Element data from apps and pages
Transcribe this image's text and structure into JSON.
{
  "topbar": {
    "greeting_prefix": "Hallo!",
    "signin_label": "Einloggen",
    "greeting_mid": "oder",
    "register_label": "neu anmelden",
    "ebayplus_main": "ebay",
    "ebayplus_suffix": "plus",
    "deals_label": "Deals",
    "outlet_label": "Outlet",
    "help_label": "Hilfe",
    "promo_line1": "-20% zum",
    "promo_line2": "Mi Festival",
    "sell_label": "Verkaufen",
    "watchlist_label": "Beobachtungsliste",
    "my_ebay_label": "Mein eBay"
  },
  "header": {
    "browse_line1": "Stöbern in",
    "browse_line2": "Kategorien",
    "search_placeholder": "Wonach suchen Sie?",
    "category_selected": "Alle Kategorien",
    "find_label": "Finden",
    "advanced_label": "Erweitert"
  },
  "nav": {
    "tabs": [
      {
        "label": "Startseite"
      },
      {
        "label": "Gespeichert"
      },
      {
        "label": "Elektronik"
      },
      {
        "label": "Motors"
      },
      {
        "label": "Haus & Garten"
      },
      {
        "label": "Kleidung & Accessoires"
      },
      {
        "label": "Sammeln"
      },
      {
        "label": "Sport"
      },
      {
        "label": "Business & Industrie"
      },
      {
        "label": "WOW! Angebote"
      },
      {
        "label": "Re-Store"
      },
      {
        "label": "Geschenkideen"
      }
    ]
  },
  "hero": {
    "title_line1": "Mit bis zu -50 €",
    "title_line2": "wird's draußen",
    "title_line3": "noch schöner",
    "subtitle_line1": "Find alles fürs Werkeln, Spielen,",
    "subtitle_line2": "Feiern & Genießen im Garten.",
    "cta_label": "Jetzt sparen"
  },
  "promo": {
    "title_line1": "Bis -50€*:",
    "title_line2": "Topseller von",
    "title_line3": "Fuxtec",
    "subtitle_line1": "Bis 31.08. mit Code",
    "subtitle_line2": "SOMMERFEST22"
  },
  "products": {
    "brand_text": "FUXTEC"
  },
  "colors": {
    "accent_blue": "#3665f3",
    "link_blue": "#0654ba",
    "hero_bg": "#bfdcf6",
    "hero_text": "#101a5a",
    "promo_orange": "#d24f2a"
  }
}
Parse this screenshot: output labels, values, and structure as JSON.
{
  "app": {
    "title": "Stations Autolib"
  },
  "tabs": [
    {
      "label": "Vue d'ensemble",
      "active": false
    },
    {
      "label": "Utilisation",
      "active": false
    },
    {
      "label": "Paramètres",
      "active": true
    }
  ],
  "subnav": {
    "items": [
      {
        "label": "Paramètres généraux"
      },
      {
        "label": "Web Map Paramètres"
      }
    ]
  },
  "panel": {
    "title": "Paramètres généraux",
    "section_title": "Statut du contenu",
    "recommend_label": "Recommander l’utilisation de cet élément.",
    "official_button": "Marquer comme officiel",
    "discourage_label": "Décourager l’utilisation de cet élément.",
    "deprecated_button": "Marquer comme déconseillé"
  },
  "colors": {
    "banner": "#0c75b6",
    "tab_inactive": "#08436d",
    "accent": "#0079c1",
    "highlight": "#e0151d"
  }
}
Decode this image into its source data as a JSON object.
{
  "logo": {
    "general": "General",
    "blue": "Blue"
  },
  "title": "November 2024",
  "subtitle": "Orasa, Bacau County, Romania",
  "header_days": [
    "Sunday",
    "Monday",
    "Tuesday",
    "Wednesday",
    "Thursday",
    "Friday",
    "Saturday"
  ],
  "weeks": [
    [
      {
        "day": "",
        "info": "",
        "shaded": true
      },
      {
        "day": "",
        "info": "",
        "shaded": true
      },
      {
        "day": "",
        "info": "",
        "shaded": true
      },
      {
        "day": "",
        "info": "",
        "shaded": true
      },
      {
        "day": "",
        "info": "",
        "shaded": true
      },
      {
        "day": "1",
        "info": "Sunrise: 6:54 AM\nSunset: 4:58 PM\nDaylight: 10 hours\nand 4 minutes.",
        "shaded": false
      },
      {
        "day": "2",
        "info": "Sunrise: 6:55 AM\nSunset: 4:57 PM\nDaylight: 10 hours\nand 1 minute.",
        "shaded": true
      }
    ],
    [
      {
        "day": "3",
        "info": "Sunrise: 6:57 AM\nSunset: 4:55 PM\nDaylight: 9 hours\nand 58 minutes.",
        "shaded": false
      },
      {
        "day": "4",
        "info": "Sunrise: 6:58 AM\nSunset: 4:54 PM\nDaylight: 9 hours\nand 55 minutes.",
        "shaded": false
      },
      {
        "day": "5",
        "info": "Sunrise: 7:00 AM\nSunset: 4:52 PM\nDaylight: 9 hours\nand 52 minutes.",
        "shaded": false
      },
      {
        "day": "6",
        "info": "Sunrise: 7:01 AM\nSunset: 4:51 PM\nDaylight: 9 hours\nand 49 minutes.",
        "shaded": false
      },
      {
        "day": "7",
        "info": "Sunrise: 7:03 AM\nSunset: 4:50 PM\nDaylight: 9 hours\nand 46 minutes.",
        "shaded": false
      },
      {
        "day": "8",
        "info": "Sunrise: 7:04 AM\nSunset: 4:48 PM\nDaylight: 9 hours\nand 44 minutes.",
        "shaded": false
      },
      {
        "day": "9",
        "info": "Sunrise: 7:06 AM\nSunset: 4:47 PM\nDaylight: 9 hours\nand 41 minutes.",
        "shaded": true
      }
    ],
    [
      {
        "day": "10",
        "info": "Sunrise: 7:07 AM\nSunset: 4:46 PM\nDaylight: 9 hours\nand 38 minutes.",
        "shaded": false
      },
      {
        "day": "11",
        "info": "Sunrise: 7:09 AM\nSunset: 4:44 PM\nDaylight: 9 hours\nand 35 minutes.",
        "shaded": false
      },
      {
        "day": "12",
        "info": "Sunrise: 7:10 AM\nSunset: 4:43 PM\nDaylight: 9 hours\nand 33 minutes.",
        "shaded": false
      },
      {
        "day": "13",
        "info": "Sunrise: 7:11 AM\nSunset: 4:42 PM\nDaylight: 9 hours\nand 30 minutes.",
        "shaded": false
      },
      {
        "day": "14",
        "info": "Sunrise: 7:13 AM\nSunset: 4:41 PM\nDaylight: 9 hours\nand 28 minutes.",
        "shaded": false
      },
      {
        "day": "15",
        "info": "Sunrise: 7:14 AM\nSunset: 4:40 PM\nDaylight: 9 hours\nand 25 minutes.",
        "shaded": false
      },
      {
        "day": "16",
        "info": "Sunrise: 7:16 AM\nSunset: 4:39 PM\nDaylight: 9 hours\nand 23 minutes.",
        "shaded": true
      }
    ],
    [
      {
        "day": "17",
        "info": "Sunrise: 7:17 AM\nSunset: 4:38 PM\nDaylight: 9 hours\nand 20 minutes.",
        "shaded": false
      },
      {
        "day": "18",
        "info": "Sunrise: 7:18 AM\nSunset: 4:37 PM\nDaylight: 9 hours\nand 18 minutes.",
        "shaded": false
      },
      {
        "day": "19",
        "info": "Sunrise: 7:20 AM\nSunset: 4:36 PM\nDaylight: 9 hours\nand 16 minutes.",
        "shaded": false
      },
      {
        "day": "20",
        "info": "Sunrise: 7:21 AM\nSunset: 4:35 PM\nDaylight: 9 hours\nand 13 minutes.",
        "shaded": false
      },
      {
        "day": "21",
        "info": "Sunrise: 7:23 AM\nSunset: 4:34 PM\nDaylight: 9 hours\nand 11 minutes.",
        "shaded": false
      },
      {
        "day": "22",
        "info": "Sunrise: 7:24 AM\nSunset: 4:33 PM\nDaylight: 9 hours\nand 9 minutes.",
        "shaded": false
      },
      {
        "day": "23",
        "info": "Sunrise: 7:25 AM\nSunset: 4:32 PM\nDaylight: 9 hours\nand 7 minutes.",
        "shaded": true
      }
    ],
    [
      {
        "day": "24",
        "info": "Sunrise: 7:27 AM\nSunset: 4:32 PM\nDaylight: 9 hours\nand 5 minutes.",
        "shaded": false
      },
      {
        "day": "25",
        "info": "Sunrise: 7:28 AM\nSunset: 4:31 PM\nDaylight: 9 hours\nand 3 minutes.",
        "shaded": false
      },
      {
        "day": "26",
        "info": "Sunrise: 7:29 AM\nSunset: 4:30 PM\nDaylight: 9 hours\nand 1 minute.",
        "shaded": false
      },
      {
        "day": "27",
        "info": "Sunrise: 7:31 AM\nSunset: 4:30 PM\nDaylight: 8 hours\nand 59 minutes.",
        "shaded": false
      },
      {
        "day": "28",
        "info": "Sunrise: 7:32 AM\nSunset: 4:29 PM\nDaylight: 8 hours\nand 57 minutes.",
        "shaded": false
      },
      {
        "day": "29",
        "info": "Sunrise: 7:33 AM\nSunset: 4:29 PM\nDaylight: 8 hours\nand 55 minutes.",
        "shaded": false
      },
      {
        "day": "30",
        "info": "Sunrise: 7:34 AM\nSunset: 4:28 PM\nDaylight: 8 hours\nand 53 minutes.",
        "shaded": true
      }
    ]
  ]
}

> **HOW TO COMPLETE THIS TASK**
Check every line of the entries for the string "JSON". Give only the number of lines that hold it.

> **PROBLEM SOLUTION**
3